**YOUR OBJECTIVE:** Go over the data and copy out each line with "thích" in it.

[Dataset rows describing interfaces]
*** Begin section ***
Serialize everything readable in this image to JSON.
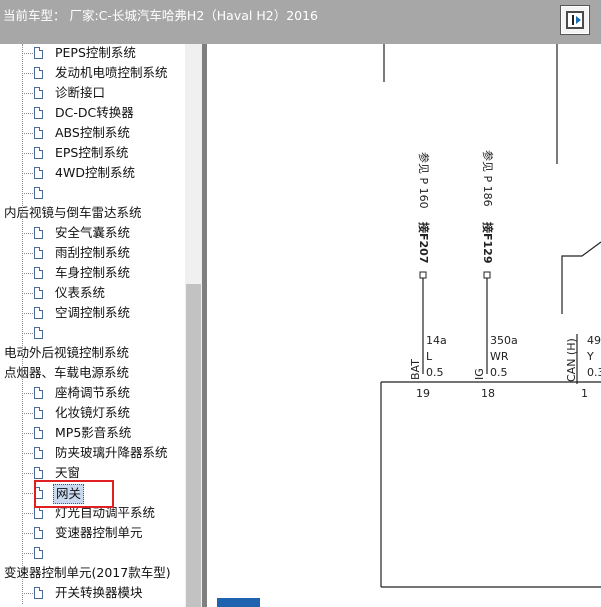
{
  "window": {
    "title": "当前车型：  厂家:C-长城汽车哈弗H2（Haval H2）2016"
  },
  "tree": {
    "items": [
      {
        "label": "PEPS控制系统",
        "level": 2
      },
      {
        "label": "发动机电喷控制系统",
        "level": 2
      },
      {
        "label": "诊断接口",
        "level": 2
      },
      {
        "label": "DC-DC转换器",
        "level": 2
      },
      {
        "label": "ABS控制系统",
        "level": 2
      },
      {
        "label": "EPS控制系统",
        "level": 2
      },
      {
        "label": "4WD控制系统",
        "level": 2
      },
      {
        "label": "",
        "level": 2
      },
      {
        "label": "内后视镜与倒车雷达系统",
        "level": 1
      },
      {
        "label": "安全气囊系统",
        "level": 2
      },
      {
        "label": "雨刮控制系统",
        "level": 2
      },
      {
        "label": "车身控制系统",
        "level": 2
      },
      {
        "label": "仪表系统",
        "level": 2
      },
      {
        "label": "空调控制系统",
        "level": 2
      },
      {
        "label": "",
        "level": 2
      },
      {
        "label": "电动外后视镜控制系统",
        "level": 1
      },
      {
        "label": "点烟器、车载电源系统",
        "level": 1
      },
      {
        "label": "座椅调节系统",
        "level": 2
      },
      {
        "label": "化妆镜灯系统",
        "level": 2
      },
      {
        "label": "MP5影音系统",
        "level": 2
      },
      {
        "label": "防夹玻璃升降器系统",
        "level": 2
      },
      {
        "label": "天窗",
        "level": 2
      },
      {
        "label": "网关",
        "level": 2,
        "selected": true
      },
      {
        "label": "灯光自动调平系统",
        "level": 2
      },
      {
        "label": "变速器控制单元",
        "level": 2
      },
      {
        "label": "",
        "level": 2
      },
      {
        "label": "变速器控制单元(2017款车型)",
        "level": 1
      },
      {
        "label": "开关转换器模块",
        "level": 2
      }
    ]
  },
  "diagram": {
    "refs": [
      {
        "text": "参见 P 160"
      },
      {
        "text": "参见 P 186"
      }
    ],
    "connectors": [
      {
        "text": "接F207"
      },
      {
        "text": "接F129"
      }
    ],
    "wires": [
      {
        "code": "14a",
        "sig": "L",
        "size": "0.5",
        "pinname": "BAT",
        "pin": "19"
      },
      {
        "code": "350a",
        "sig": "WR",
        "size": "0.5",
        "pinname": "IG",
        "pin": "18"
      },
      {
        "code": "49",
        "sig": "Y",
        "size": "0.3",
        "pinname": "CAN (H)",
        "pin": "1"
      }
    ]
  },
  "colors": {
    "titlebar": "#a7a7a7",
    "highlight": "#e02020",
    "selection": "#c9d9ef",
    "bottom_button": "#1f62b0"
  }
}
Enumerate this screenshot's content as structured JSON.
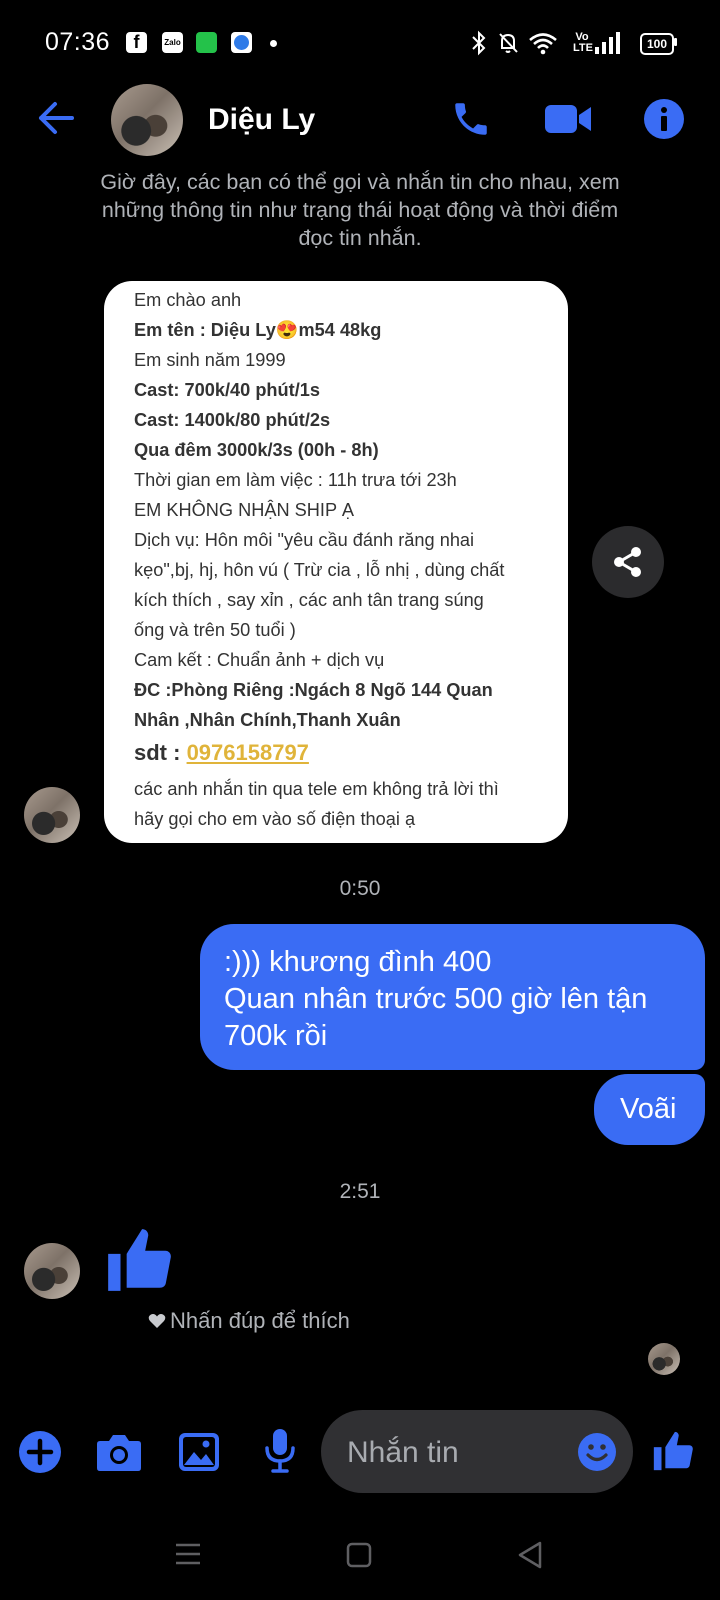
{
  "status_bar": {
    "time": "07:36",
    "notification_icons": [
      "facebook-icon",
      "zalo-icon",
      "wechat-icon",
      "browser-icon"
    ],
    "battery": "100",
    "network_label": "Vo LTE"
  },
  "header": {
    "contact_name": "Diệu Ly",
    "icons": [
      "back-arrow-icon",
      "phone-icon",
      "video-camera-icon",
      "info-icon"
    ]
  },
  "system_notice": "Giờ đây, các bạn có thể gọi và nhắn tin cho nhau, xem những thông tin như trạng thái hoạt động và thời điểm đọc tin nhắn.",
  "image_card": {
    "lines": [
      "Em chào anh",
      "Em tên : Diệu Ly",
      "m54 48kg",
      "Em sinh năm 1999",
      "Cast: 700k/40 phút/1s",
      "Cast: 1400k/80 phút/2s",
      "Qua đêm 3000k/3s (00h - 8h)",
      "Thời gian em làm việc : 11h trưa tới 23h",
      "EM KHÔNG NHẬN SHIP Ạ",
      "Dịch vụ: Hôn môi \"yêu cầu đánh răng nhai",
      "kẹo\",bj, hj, hôn vú ( Trừ cia , lỗ nhị , dùng chất",
      "kích thích , say xỉn , các anh tân trang súng",
      "ống và trên 50 tuổi )",
      "Cam kết : Chuẩn ảnh + dịch vụ",
      "ĐC  :Phòng Riêng :Ngách 8 Ngõ 144 Quan",
      "Nhân ,Nhân Chính,Thanh Xuân",
      "sdt : ",
      "0976158797",
      "các anh nhắn tin qua tele em không trả lời thì",
      "hãy gọi cho em vào số điện thoại ạ"
    ],
    "emoji": "😍"
  },
  "messages": {
    "timestamp_1": "0:50",
    "sent_1": ":))) khương đình 400\nQuan nhân trước 500 giờ lên tận 700k rồi",
    "sent_2": "Voãi",
    "timestamp_2": "2:51",
    "received_like": "thumbs-up-icon",
    "like_hint": "Nhấn đúp để thích"
  },
  "composer": {
    "placeholder": "Nhắn tin",
    "icons": [
      "plus-icon",
      "camera-icon",
      "gallery-icon",
      "microphone-icon",
      "emoji-icon",
      "thumbs-up-icon"
    ]
  },
  "colors": {
    "accent": "#3a6cf4",
    "background": "#000000",
    "link_yellow": "#e0b43a"
  }
}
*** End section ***
**ANSWER TO THIS EXERCISE:**
      "kích thích , say xỉn , các anh tân trang súng",
    "like_hint": "Nhấn đúp để thích"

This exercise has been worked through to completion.